Requirement –
Whenever a line in the data holds the string "Bluetooth", copy that line.
┌──
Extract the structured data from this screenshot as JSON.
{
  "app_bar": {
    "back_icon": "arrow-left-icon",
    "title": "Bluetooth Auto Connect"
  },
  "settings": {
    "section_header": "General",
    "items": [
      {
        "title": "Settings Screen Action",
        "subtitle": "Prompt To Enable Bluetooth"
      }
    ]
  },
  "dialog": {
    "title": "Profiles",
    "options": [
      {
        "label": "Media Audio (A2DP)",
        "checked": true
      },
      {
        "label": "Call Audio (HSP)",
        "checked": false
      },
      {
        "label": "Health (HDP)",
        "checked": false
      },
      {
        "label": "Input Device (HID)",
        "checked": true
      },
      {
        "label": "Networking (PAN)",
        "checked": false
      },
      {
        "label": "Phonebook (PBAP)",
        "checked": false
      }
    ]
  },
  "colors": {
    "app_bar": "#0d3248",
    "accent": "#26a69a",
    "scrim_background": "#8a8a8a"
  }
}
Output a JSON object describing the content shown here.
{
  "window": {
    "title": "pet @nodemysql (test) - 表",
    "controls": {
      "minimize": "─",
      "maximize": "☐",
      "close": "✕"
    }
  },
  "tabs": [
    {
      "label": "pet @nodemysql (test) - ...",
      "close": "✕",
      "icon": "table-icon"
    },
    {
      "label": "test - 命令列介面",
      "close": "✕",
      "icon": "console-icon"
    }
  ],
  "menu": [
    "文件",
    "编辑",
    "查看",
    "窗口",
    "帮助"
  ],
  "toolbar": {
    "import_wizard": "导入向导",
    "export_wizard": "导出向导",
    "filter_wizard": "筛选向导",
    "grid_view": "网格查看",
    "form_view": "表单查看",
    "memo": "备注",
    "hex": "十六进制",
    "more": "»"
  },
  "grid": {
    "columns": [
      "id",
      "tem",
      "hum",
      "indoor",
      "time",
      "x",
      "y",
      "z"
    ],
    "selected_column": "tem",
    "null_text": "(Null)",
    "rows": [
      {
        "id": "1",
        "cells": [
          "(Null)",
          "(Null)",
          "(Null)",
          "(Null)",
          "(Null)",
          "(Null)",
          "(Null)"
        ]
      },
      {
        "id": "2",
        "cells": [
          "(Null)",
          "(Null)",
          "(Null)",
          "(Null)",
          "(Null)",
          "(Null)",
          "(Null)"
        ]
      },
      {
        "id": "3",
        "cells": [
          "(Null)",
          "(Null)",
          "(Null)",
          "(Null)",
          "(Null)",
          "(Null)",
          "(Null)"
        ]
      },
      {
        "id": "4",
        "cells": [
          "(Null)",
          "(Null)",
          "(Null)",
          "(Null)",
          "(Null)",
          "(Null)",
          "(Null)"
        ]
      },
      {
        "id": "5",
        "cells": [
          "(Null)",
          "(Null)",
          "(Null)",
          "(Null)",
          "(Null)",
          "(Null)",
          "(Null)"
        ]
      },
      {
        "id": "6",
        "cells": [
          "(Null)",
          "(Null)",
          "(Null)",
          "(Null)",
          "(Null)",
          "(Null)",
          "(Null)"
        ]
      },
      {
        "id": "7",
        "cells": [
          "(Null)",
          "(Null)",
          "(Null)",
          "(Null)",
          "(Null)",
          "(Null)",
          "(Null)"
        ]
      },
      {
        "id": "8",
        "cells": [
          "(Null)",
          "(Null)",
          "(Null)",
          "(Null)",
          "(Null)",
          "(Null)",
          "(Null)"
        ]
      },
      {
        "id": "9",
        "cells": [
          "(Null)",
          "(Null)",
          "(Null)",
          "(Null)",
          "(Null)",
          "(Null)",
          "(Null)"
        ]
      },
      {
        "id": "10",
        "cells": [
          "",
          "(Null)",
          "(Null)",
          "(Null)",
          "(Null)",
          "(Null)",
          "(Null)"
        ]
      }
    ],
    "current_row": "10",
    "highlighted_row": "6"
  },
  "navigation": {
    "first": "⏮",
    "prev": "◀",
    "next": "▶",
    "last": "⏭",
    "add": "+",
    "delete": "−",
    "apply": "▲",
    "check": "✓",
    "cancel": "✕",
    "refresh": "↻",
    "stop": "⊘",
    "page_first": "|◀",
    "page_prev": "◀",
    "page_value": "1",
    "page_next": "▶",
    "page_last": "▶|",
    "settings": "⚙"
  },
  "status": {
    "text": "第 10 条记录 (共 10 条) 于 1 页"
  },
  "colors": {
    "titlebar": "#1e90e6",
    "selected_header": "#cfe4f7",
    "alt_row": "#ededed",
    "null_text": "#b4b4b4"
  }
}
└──
Written reply –
    "title": "Bluetooth Auto Connect"
        "subtitle": "Prompt To Enable Bluetooth"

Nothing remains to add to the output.